Walking into Millwood resident Jodi Baretz’ office is like walking into a sanctuary. The atmosphere is hushed, shoes are left at the door, voices are kept to a whisper. The effect is immediately relaxing.
Baretz, 49, is a psychotherapist specializing in mindfulness and health coaching at The Center for Health and Healing, located on Smith Avenue in Mt. Kisco. She is also the author of the new book, Mindful is the New Skinny: 10 Transformational Steps to a Lighter You Inside and Out, due out this spring. Inside Chappaqua sat down to talk to her about the book as well as her own journey to mindfulness.
An Emory and Columbia University-educated therapist, Baretz has more than 20 years of clinical experience. She has spent the last five years focusing her practice on using mindfulness to overcome stress, weight loss issues and family conflicts. Mindful is the New Skinny started out as a six-week boot camp designed to introduce her patients to the practice of mindfulness.
“I wanted to create a program that would teach people how to reduce stress,” she said. “We need to change our mindset from our weight to our well-being, which is more sustainable and will help us live happier, healthier, more peaceful lives.”
Her message is geared toward helping women who are not only struggling with weight issues, but also with any family and work-related anxiety.
“As a health coach and psychotherapist, it made sense to me to write a book that encompassed the mind and body,” she said. While the book does address eating issues, it is not a weight-loss book. Rather, it looks at all aspects of life that cause stress with the goal of reducing that stress, and getting people to realize that perfection should not be a goal.
But what exactly is mindfulness? And how is mindfulness different from meditation?

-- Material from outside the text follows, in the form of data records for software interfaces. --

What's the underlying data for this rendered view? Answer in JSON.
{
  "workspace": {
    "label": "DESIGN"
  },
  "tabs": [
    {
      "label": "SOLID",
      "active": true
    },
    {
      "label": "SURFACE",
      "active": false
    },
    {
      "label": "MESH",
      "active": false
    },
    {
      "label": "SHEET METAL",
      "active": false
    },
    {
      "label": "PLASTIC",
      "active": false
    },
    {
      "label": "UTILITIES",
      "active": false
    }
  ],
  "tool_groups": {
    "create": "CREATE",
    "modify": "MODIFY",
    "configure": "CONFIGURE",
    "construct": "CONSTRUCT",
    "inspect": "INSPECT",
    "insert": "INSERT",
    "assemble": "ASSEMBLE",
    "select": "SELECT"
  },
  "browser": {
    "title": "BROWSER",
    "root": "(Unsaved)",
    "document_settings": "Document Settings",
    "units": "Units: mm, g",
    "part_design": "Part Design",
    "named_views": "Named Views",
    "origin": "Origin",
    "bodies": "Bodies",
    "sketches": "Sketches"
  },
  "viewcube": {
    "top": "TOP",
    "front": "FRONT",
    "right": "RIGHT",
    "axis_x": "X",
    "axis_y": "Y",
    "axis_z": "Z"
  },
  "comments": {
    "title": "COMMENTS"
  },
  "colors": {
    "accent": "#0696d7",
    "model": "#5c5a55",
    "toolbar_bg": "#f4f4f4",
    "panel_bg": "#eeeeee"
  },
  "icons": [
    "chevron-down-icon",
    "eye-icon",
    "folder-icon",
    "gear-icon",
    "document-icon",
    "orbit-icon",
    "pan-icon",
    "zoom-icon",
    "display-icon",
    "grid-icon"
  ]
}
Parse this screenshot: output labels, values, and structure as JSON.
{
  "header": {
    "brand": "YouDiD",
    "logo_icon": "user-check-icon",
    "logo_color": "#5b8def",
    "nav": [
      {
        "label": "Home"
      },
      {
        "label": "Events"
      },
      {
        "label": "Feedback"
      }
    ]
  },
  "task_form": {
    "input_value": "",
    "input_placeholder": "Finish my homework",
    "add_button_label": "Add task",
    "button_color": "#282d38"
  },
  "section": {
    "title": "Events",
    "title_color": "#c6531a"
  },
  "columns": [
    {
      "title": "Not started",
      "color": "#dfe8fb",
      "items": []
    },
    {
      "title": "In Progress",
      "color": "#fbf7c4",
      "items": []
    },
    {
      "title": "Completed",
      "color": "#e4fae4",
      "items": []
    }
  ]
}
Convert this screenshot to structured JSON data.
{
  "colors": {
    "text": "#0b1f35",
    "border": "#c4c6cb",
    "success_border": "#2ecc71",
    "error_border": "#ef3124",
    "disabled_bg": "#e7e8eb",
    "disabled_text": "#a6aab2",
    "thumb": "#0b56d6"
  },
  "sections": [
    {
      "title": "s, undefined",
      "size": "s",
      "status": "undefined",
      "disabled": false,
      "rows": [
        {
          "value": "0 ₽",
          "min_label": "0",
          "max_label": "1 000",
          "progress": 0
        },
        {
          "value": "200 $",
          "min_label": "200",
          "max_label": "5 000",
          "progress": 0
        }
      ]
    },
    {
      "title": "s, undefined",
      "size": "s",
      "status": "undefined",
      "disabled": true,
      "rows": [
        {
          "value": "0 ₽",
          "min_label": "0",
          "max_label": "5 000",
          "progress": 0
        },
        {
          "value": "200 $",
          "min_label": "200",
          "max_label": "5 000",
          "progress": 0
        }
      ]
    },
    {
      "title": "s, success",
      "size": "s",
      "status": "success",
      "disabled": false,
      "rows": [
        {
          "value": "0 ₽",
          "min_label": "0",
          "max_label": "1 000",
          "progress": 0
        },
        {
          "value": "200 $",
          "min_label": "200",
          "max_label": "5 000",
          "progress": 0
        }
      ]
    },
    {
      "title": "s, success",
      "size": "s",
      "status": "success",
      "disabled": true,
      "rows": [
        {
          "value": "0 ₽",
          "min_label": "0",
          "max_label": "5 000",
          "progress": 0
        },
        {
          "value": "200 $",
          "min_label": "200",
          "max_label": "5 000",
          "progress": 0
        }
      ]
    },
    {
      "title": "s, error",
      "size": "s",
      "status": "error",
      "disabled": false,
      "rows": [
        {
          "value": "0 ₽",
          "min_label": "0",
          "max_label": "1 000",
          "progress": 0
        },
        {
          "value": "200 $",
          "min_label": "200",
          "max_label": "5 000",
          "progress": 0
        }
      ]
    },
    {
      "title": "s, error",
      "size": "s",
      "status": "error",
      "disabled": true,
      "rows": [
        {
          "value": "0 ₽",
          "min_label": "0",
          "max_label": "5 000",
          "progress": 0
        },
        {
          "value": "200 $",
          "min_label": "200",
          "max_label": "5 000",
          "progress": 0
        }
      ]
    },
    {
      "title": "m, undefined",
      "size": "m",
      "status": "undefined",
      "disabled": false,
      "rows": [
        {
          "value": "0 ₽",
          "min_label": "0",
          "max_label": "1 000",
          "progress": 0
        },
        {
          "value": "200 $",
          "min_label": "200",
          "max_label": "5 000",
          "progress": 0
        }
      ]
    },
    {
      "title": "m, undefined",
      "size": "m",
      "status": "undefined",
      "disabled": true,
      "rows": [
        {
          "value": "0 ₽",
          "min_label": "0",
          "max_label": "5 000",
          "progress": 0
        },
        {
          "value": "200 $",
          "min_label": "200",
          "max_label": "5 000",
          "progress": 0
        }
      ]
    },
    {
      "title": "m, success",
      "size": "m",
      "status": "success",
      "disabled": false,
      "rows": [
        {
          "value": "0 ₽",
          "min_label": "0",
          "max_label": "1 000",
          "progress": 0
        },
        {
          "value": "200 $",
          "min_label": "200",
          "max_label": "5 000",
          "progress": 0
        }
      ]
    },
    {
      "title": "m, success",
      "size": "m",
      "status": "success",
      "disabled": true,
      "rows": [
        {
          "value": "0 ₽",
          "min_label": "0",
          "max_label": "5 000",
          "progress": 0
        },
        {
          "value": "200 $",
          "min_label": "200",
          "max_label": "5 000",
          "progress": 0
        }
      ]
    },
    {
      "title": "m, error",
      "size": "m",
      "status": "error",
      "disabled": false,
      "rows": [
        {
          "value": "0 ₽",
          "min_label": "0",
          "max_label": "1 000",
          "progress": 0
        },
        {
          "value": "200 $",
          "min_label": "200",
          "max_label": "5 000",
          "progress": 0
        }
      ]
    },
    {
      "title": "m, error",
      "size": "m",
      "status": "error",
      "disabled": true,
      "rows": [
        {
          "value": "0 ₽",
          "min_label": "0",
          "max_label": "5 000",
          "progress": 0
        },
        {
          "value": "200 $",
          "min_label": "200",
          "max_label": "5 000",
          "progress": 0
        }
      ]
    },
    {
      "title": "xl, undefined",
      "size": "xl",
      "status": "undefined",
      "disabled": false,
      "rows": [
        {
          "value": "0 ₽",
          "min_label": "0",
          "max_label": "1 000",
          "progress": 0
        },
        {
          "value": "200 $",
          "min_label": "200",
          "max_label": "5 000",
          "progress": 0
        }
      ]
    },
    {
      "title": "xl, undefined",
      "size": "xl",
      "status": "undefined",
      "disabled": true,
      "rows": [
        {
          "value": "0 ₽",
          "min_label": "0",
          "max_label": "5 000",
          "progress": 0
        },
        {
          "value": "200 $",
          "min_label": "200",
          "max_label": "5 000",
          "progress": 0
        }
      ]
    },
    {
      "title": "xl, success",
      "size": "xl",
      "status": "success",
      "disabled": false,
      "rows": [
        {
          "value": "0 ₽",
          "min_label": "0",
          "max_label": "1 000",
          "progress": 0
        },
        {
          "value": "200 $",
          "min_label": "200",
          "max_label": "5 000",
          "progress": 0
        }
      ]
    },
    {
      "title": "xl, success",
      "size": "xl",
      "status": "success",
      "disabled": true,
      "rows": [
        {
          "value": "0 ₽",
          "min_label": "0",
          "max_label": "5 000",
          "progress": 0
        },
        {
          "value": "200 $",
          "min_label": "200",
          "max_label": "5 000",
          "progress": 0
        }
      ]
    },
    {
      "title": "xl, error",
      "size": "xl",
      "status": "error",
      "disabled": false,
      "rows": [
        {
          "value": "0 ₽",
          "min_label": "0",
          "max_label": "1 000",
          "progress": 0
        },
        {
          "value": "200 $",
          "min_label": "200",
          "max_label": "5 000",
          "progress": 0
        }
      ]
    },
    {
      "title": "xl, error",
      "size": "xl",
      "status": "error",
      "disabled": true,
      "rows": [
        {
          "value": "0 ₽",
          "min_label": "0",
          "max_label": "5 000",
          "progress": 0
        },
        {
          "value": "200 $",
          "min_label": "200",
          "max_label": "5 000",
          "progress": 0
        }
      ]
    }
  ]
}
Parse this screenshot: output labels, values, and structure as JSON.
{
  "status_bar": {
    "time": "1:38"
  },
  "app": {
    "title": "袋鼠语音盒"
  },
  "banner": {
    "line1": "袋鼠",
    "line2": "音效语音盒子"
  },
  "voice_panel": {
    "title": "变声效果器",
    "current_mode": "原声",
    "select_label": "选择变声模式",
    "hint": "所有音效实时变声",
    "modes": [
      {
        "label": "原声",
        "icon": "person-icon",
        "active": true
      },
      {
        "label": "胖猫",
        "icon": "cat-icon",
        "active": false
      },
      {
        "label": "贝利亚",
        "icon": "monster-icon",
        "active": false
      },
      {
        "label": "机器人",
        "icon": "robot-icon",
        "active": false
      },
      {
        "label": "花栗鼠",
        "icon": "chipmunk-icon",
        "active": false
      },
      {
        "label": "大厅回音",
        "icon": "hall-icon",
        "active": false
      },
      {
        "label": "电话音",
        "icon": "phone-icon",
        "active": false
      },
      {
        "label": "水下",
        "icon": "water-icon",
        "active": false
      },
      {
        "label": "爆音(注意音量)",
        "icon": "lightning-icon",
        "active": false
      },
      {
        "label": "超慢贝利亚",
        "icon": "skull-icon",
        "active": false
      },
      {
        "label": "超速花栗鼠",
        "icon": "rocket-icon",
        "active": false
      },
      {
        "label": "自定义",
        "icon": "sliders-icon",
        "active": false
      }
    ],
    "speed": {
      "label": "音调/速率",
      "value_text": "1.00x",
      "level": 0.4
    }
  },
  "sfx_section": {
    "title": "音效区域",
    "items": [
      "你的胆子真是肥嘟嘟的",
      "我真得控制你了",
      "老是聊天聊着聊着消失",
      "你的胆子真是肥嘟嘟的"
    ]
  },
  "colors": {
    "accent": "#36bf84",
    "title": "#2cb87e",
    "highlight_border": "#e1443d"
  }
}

As Baretz explains it, mindfulness is the awareness of your thoughts, feelings and environment. Once you acknowledge the source of what you are feeling–whether it’s hunger, anxiety, or stress–you use meditation to calm and center yourself. In effect, you are striving to create a space between a stimulus and the response.
Baretz’ own path to mindfulness began after she was diagnosed with celiac disease in her mid-thirties. Initially devastated by the diagnosis, she enrolled in a holistic nutrition program at the Institute for Integrative Nutrition in New York City to help her understand and control the disease. While there, she was introduced to the concepts of mindfulness and spirituality.
“It was a life-changing experience for me,” she said. “I started to see positive changes flow into my life, and I let go of a lot of worry and anxiety.” Since then, she has continued to study mindfulness and meditation as a way to help her patients deal with the stresses of everyday life.
Though weight issues are addressed in the book, her message is more about self-compassion and self-care, and Baretz teaches mindfulness as a way of life. As anyone who has been on a diet and failed can attest, maintaining a strict diet regimen is often impossible and almost always self-defeating.
“The book is all about nourishing yourself from the inside, so you can flourish on the outside,” she said. While many women focus on trying to be the perfect size (in our society, that means skinny), Baretz stresses that mindfulness can help switch our priority from what we look like to the acceptance of ourselves as we are, which is very empowering.
Mindfulness can also help with all aspects and relationships in your life, Baretz notes. “Mindfulness increases your capacity to deal with stress and overwhelming situations because you are learning how to calm your body and your mind,” she said. “It’s not shutting off your thoughts; rather, it’s pressing a ‘stop’ button on them so you can change your relationship toward them.” After all, we all face adversity in one way or another, and there are many things in life that are beyond our control. While we can’t control the challenges we face, mindfulness and meditation help us “struggle well,” she said. “By taming our minds and focusing on the present, we can decrease our anxiety.”
The book brings mindfulness and meditation to people who wouldn’t normally seek out a practice that does have some negative stereotypes–something only for the yoga and Zen set. But Baretz hopes that the book will open people’s minds to the power of the practice. And that, she says, is her goal.
“I love watching people transform,” she said. “When they change the way they think, their whole world changes.”
Each chapter of Mindful is the New Skinny, which is Baretz’ first book, features a meditation session that can be downloaded. The book will be available this spring/summer on Amazon in print and kindle versions, and Baretz will conduct a free book talk at the Chappaqua library upon the book’s release. Visit www.jodibaretz.com for more information on her practice, upcoming talks, as well as a sneak peek free chapter of her book.